§ What you need to do
Below are records; count the lines in them that hold "JSON" and give only the count.
* * * * * * *
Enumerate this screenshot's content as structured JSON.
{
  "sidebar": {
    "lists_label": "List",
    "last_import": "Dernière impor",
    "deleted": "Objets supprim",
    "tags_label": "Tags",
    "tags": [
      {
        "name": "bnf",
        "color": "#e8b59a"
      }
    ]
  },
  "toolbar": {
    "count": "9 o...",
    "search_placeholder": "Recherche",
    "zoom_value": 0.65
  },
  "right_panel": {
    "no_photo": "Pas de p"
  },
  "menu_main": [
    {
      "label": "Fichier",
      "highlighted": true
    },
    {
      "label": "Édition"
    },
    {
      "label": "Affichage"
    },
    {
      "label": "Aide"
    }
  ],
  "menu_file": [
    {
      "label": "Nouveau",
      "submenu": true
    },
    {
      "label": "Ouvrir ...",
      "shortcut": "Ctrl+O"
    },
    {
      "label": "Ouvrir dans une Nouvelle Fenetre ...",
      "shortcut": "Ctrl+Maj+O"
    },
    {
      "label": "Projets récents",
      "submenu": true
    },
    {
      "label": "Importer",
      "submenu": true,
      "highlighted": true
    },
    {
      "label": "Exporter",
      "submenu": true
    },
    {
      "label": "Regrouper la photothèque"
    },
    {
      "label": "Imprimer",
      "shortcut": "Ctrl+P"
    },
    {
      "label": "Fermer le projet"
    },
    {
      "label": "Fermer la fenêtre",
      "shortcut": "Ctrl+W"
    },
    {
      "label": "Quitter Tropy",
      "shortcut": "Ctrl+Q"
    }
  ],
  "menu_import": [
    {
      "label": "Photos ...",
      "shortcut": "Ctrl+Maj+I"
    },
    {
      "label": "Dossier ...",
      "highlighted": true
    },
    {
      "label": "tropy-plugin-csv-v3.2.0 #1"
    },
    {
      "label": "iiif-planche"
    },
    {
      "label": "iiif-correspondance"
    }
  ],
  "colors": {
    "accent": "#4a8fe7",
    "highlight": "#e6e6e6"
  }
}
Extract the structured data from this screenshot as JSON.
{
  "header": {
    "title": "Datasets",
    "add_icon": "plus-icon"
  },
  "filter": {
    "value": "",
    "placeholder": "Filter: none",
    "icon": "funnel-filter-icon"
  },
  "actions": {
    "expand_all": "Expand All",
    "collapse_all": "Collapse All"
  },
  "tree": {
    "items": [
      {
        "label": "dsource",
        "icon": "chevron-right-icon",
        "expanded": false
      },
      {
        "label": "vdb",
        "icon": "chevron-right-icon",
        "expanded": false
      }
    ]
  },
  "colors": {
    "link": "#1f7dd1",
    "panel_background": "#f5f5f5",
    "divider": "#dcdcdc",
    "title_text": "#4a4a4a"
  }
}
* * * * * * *
§ Solution
2